- Casey did her first co-op at the Museum of Fine Arts as a Community Arts program assistant. She gained valuable hands-on experience assisting in arts classes for the local communities.
- Casey joined the Sociology & Anthropology Student Association during her third year. It allowed her to get to know her fellow students and mirrored the small school experience she loved.
- Casey studied abroad in Nepal for her capstone thesis. She lived alone for a month while she researched and wrote about the lived experience of climate change in the lower Himalayas.
- Casey joined the Sunrise Movement, an environmental group that organizes protests urging political action for climate justice issues. With them, she truly felt like a part of the local Boston community.
- Casey worked for the Environmental Data and Governance Initiative, founded by Professor Sarah Wylie. She produced promotional videos, developed a virtual research event, wrote event programming, and more. ..
- Northeastern has provided Sunita with interdisciplinary opportunities to utilize her education in the Greater Boston community, on co-op, and abroad.
- Sunita spent Summer 2019 on a Dialogue of Civilizations in Jordan and Egypt. It helped her realize her interest in Middle East politics and the Arabic language.
- Her favorite class, Revolution, Civil War, and Insurrection taught by Professor Risa Kitagawa invited students to question the motives behind acts of violence against governments.

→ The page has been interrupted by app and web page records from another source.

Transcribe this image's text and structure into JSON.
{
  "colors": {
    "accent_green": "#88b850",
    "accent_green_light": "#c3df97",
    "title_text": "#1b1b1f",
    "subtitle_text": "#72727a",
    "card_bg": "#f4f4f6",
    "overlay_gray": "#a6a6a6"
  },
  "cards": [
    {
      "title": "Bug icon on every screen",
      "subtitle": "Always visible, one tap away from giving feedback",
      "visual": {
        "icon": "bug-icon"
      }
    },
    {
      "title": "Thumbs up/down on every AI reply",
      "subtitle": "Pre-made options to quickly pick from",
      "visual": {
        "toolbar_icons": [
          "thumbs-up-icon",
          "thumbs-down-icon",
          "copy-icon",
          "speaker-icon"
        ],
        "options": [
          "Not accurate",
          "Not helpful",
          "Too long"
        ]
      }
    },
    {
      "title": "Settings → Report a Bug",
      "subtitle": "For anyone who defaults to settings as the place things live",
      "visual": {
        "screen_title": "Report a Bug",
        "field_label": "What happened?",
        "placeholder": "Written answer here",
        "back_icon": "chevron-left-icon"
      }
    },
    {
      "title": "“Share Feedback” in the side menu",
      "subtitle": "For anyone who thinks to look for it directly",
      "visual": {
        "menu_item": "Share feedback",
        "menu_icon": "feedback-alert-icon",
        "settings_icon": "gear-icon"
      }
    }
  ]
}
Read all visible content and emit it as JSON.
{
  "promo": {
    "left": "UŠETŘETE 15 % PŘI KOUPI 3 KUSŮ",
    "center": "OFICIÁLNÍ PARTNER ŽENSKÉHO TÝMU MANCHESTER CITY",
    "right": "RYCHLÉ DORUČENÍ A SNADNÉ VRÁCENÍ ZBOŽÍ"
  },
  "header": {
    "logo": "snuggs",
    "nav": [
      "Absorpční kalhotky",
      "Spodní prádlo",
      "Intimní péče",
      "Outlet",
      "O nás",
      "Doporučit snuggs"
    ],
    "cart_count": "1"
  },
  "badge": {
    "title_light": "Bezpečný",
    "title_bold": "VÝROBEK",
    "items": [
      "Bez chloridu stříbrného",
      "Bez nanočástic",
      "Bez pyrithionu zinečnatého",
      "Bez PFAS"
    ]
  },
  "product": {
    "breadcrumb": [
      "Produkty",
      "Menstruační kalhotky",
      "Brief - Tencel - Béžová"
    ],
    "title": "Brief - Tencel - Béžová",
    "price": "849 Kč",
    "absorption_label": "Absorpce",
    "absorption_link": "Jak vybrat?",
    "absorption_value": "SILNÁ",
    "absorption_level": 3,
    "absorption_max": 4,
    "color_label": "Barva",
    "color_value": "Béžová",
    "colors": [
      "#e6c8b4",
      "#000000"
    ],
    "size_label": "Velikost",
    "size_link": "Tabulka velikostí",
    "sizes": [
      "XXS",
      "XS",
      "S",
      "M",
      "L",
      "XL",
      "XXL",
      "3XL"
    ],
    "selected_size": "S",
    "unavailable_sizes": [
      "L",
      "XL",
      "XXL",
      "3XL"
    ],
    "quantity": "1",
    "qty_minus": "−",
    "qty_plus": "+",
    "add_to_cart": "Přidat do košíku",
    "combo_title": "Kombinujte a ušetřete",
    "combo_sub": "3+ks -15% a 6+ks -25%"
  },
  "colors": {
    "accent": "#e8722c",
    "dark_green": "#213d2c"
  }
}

- Her first co-op was at the Institute for Economics and Peace in Sydney, Australia where she analyzed data on the corruption of police forces in Mexico.
- Her second co-op at Enel X provided insight into battery storage, solar and wind farms, demand response, and the economic incentives that drive the energy market.
- In spring 2019, Sunita joined the Student Alliance for Prison Reform as well as Partakers, a partner of the club, where she mentored a prisoner at MCI Concord.
- Sunita is a member of the International Relations Council and has traveled abroad with the club to compete in Model Arab League, Model NATO, and Model UN conferences...
- Yasser was in the Foundation Year program at Northeastern. The program was a rigorous deep dive into core subject classes that helped Yasser bridge the gap between the high school and college experiences.
- Initially indecisive, Yasser’s interest in traveling and experience exploring different religious texts in high school led him to a double major in international affairs and religious studies.
- Yasser took Issues in Cities and Suburbs with Professor Erin Graves in Fall 2018. As someone deeply invested in urban life, he found the course was an enlightening look at the problems endemic to cities.
- Yasser’s first co-op was at the Boston Beer Company as a Program Operations and Event Assistant. He worked on inventory, public relations, directed brewery events, and maintained workspace organization.
- Yasser went on a Dialogue of Civilizations to Europe in Summer 2019 and took Engineering Principles in Nature with Professor Sandra Shefelbine.
- Yasser implemented and maintained community gardens all over Boston on deserted plots of land during his time as the Northeastern Campus Director for the campus’ United Nations Millennium Fellowship.
- Yasser began working at the Food Project and at a farm in Dorchester, he maintained the farm, harvested crops, distributed produce through donations and food markets, and worked on overall logistics...